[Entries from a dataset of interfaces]
= = = =
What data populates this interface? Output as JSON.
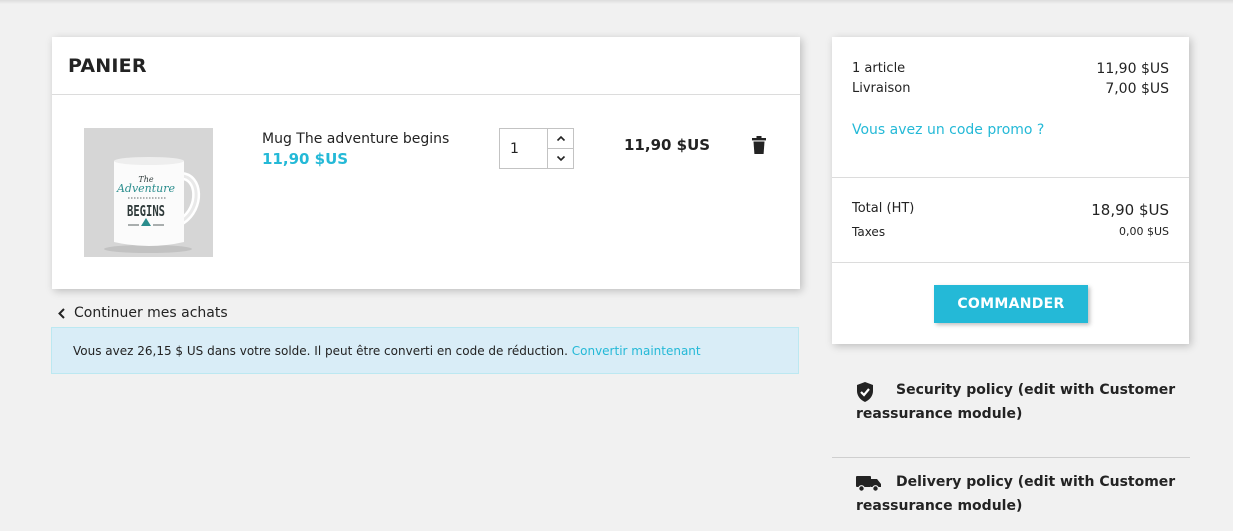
{
  "colors": {
    "accent": "#24b9d7",
    "alert_bg": "#d9edf7",
    "text": "#232323",
    "page_bg": "#f1f1f1"
  },
  "cart": {
    "title": "PANIER",
    "item": {
      "name": "Mug The adventure begins",
      "price": "11,90 $US",
      "quantity": "1",
      "line_total": "11,90 $US",
      "image_text": {
        "top": "The",
        "middle": "Adventure",
        "bottom": "BEGINS"
      }
    },
    "continue_label": "Continuer mes achats",
    "voucher_alert": {
      "text": "Vous avez 26,15 $ US dans votre solde. Il peut être converti en code de réduction.",
      "link": "Convertir maintenant"
    }
  },
  "summary": {
    "items_label": "1 article",
    "items_value": "11,90 $US",
    "shipping_label": "Livraison",
    "shipping_value": "7,00 $US",
    "promo_link": "Vous avez un code promo ?",
    "total_label": "Total (HT)",
    "total_value": "18,90 $US",
    "taxes_label": "Taxes",
    "taxes_value": "0,00 $US",
    "checkout_label": "COMMANDER"
  },
  "reassurance": [
    {
      "icon": "shield-check-icon",
      "text": "Security policy (edit with Customer reassurance module)"
    },
    {
      "icon": "truck-icon",
      "text": "Delivery policy (edit with Customer reassurance module)"
    }
  ]
}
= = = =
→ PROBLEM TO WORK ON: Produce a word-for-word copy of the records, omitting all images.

→ OUTPUT:
What data populates this interface? Output as JSON.
{
  "colors": {
    "accent": "#24b9d7",
    "alert_bg": "#d9edf7",
    "text": "#232323",
    "page_bg": "#f1f1f1"
  },
  "cart": {
    "title": "PANIER",
    "item": {
      "name": "Mug The adventure begins",
      "price": "11,90 $US",
      "quantity": "1",
      "line_total": "11,90 $US",
      "image_text": {
        "top": "The",
        "middle": "Adventure",
        "bottom": "BEGINS"
      }
    },
    "continue_label": "Continuer mes achats",
    "voucher_alert": {
      "text": "Vous avez 26,15 $ US dans votre solde. Il peut être converti en code de réduction.",
      "link": "Convertir maintenant"
    }
  },
  "summary": {
    "items_label": "1 article",
    "items_value": "11,90 $US",
    "shipping_label": "Livraison",
    "shipping_value": "7,00 $US",
    "promo_link": "Vous avez un code promo ?",
    "total_label": "Total (HT)",
    "total_value": "18,90 $US",
    "taxes_label": "Taxes",
    "taxes_value": "0,00 $US",
    "checkout_label": "COMMANDER"
  },
  "reassurance": [
    {
      "icon": "shield-check-icon",
      "text": "Security policy (edit with Customer reassurance module)"
    },
    {
      "icon": "truck-icon",
      "text": "Delivery policy (edit with Customer reassurance module)"
    }
  ]
}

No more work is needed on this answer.